A prayer from St Francis of Assisi and a blessing from Palestine followed.
Those who wanted to say a few words or read poems were also invited to do so.
Alison McCaffery, district commissioner for Bognor Regis, read the first verse of the Scouts hymn to remember the part the Scouting association played in both wars.
Bognor Regis town councillor Pat Dillion then read the poem In Flanders Fields written by John McCrae, in May, 1915.
An unpublished poem penned by a 19-year-old from Belgium trying to remember what home was like was also read. The poem finished poignantly with a series of unanswered questions.
Taking his turn to speak, town councillor David Edwards said: “I just have something very simple to say – thank you.”
The service, which lasted around 25 minutes, was closed by Father Fitch.
He said: “I want to leave you with maybe a bit of work for you to do.
“At some point over the next week as you pass this war memorial just take a look at some the names.
“They were somebody’s son, somebody’s father.
“They were from our community here in Bognor.
“War memorials are replicated up and down the country remembering those sons and fathers who went to war and never came back.
“It is estimated one billion British men, a generation wiped out in four years.
“Just pause and look and say thank you, because we are able to do this because of those brave men.”
The crowd then joined together to sing the national anthem God Save the Queen.
Phillip Timms, of Clarence Road, said: “We saw people gathering outside the memorial and wondered what was going on so we decided to have a look.
“It has been moving and I am glad we came.”
“As a community Bognor is very good at joining together when they need too,” added the 70-year-old.
His wife Maggie agreed: “It is important to remember and mark these occasions. It is the least we can do to show our respect for all those who went to fight in the war.
“You only have to look at the names on the memorial to see the affect it had on the town and on the community. It is important younger generations realise the importance as well.”
After the service, more than 20 people followed the mayor and Father Fitch down to the beach with torches.
With a chill in the air the crowd gathered near the town’s seafront beacon.
The torches were turned off at 11am for two minutes to remember those who had made the ultimate sacrifice.
Speaking at the end Cllr Gardiner said: “Thank you all for coming and showing your respect.”

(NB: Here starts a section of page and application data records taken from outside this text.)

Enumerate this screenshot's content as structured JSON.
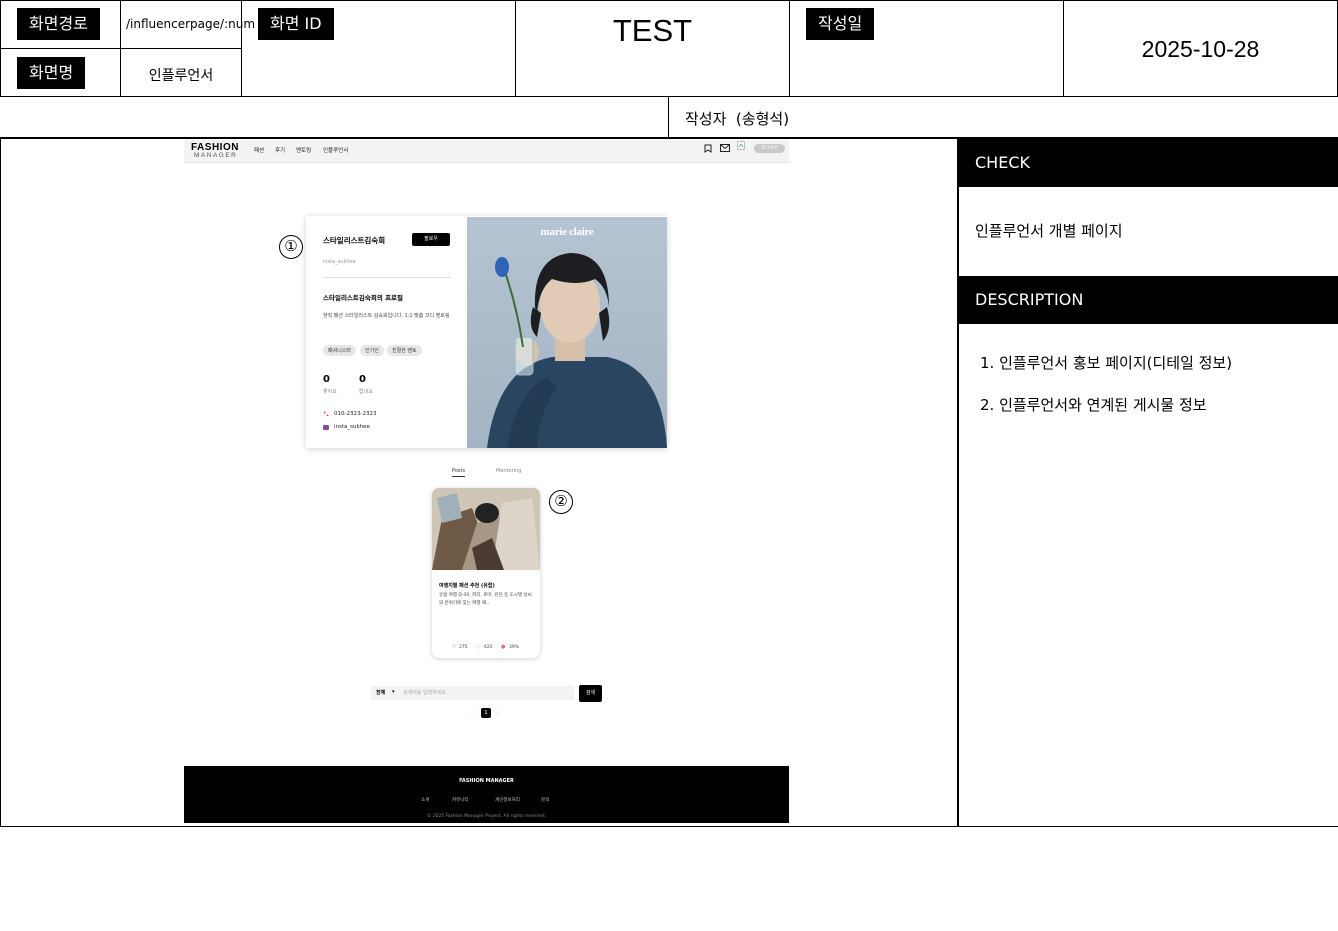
{
  "header": {
    "path_label": "화면경로",
    "path_value": "/influencerpage/:num",
    "name_label": "화면명",
    "name_value": "인플루언서",
    "id_label": "화면 ID",
    "test_value": "TEST",
    "date_label": "작성일",
    "date_value": "2025-10-28",
    "author": "작성자  (송형석)"
  },
  "site": {
    "logo_top": "FASHION",
    "logo_bottom": "MANAGER",
    "nav_items": [
      "패션",
      "후기",
      "멘토링",
      "인플루언서"
    ],
    "logout_label": "로그아웃",
    "profile": {
      "name": "스타일리스트김숙희",
      "follow_label": "팔로우",
      "handle": "insta_sukhee",
      "profile_title": "스타일리스트김숙희의 프로필",
      "description": "현직 패션 스타일리스트 김숙희입니다. 1:1 맞춤 코디 멘토링",
      "tags": [
        "패셔니스타",
        "인기인",
        "친절한 멘토"
      ],
      "likes_count": "0",
      "likes_label": "좋아요",
      "reviews_count": "0",
      "reviews_label": "랍내요",
      "phone": "010-2323-2323",
      "instagram": "insta_sukhee",
      "photo_brand": "marie claire"
    },
    "tabs": [
      "Posts",
      "Mentoring"
    ],
    "post": {
      "title": "여행지별 패션 추천 (유럽)",
      "excerpt": "유럽 여행 D-30, 파리, 로마, 런던 등 도시별 날씨와 분위기에 맞는 여행 패...",
      "likes": "275",
      "views": "425",
      "rate": "39%"
    },
    "search": {
      "select_value": "전체",
      "placeholder": "검색어를 입력하세요",
      "button_label": "검색"
    },
    "pagination": [
      "1"
    ],
    "footer": {
      "brand": "FASHION MANAGER",
      "links": [
        "소개",
        "커뮤니티",
        "개인정보처리",
        "문의"
      ],
      "copyright": "© 2025 Fashion Manager Project. All rights reserved."
    }
  },
  "markers": [
    "①",
    "②"
  ],
  "sidebar": {
    "check_title": "CHECK",
    "check_text": "인플루언서 개별 페이지",
    "desc_title": "DESCRIPTION",
    "desc_items": [
      "1. 인플루언서 홍보 페이지(디테일 정보)",
      "2. 인플루언서와 연계된 게시물 정보"
    ]
  }
}
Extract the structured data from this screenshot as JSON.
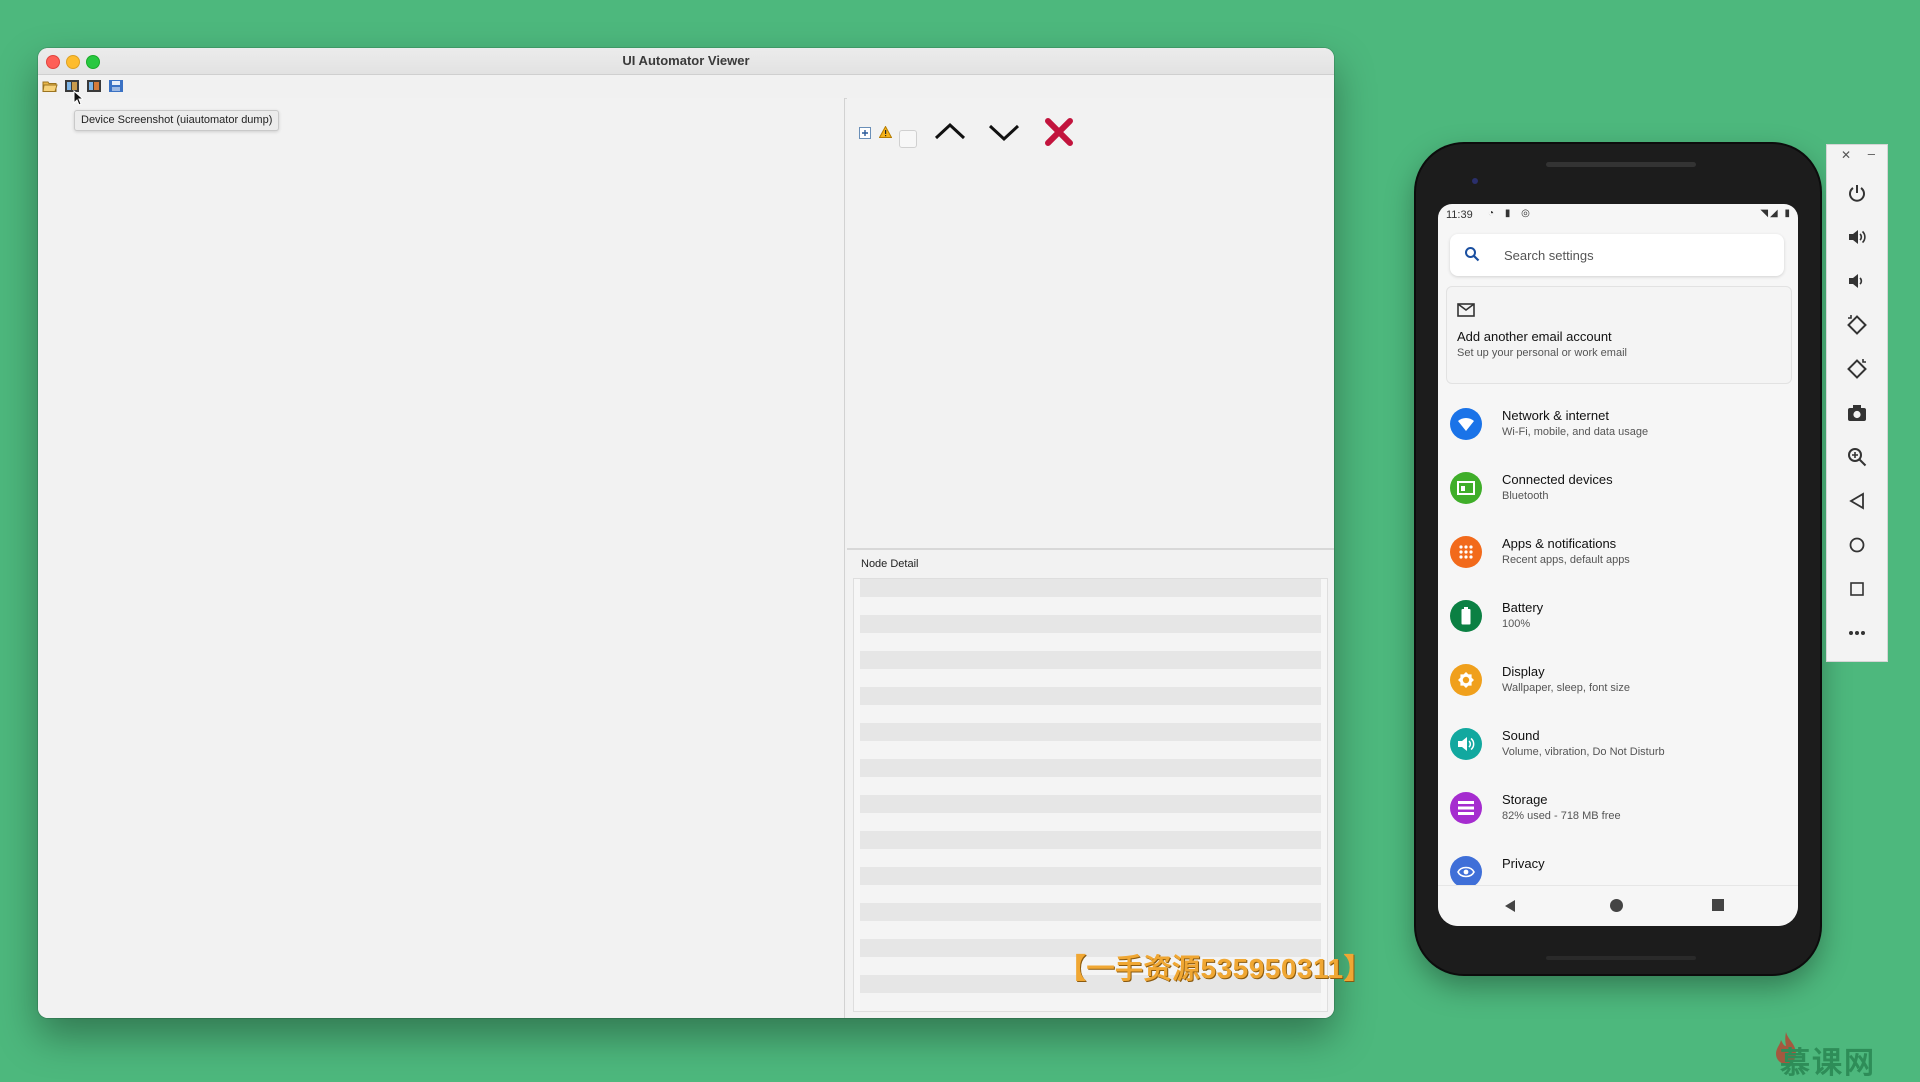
{
  "window": {
    "title": "UI Automator Viewer"
  },
  "toolbar": {
    "tooltip": "Device Screenshot (uiautomator dump)"
  },
  "right_pane": {
    "node_detail_label": "Node Detail",
    "colors": {
      "close_x": "#c2143d"
    }
  },
  "watermark": {
    "text": "【一手资源535950311】"
  },
  "phone": {
    "status_bar": {
      "time": "11:39"
    },
    "search": {
      "placeholder": "Search settings"
    },
    "account_card": {
      "title": "Add another email account",
      "subtitle": "Set up your personal or work email"
    },
    "settings": [
      {
        "title": "Network & internet",
        "subtitle": "Wi-Fi, mobile, and data usage",
        "icon": "wifi-icon",
        "color": "#1a73e8"
      },
      {
        "title": "Connected devices",
        "subtitle": "Bluetooth",
        "icon": "connected-devices-icon",
        "color": "#3fae29"
      },
      {
        "title": "Apps & notifications",
        "subtitle": "Recent apps, default apps",
        "icon": "apps-grid-icon",
        "color": "#f26a1b"
      },
      {
        "title": "Battery",
        "subtitle": "100%",
        "icon": "battery-icon",
        "color": "#0b8043"
      },
      {
        "title": "Display",
        "subtitle": "Wallpaper, sleep, font size",
        "icon": "brightness-icon",
        "color": "#f0a01c"
      },
      {
        "title": "Sound",
        "subtitle": "Volume, vibration, Do Not Disturb",
        "icon": "volume-icon",
        "color": "#12a89f"
      },
      {
        "title": "Storage",
        "subtitle": "82% used - 718 MB free",
        "icon": "storage-icon",
        "color": "#a52ccf"
      },
      {
        "title": "Privacy",
        "subtitle": "",
        "icon": "privacy-eye-icon",
        "color": "#3f6fd8"
      }
    ]
  },
  "emulator_panel": {
    "buttons": [
      "power-icon",
      "volume-up-icon",
      "volume-down-icon",
      "rotate-left-icon",
      "rotate-right-icon",
      "camera-icon",
      "zoom-icon",
      "back-icon",
      "home-icon",
      "overview-icon",
      "more-icon"
    ]
  },
  "brand": {
    "logo_text": "慕课网"
  }
}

n Earlier in the night in Yapton a one-minute silence was observed by residents and members of the parish council at a special planning committee which had been called.
Committee chairman and vice-chairman of the parish council Andy Faulkner said: “I would ask that everyone joins us in a one-minute silence to show our respect for those who gave their lives in the first world war.”
Cllr Faulkner told the meeting the installation of a plaque commemorating those from the village who had lost their lives during the war was being arranged. The plaque will include the names of the 33 who lost their lives in the first world war and the 17 who died in the second world war.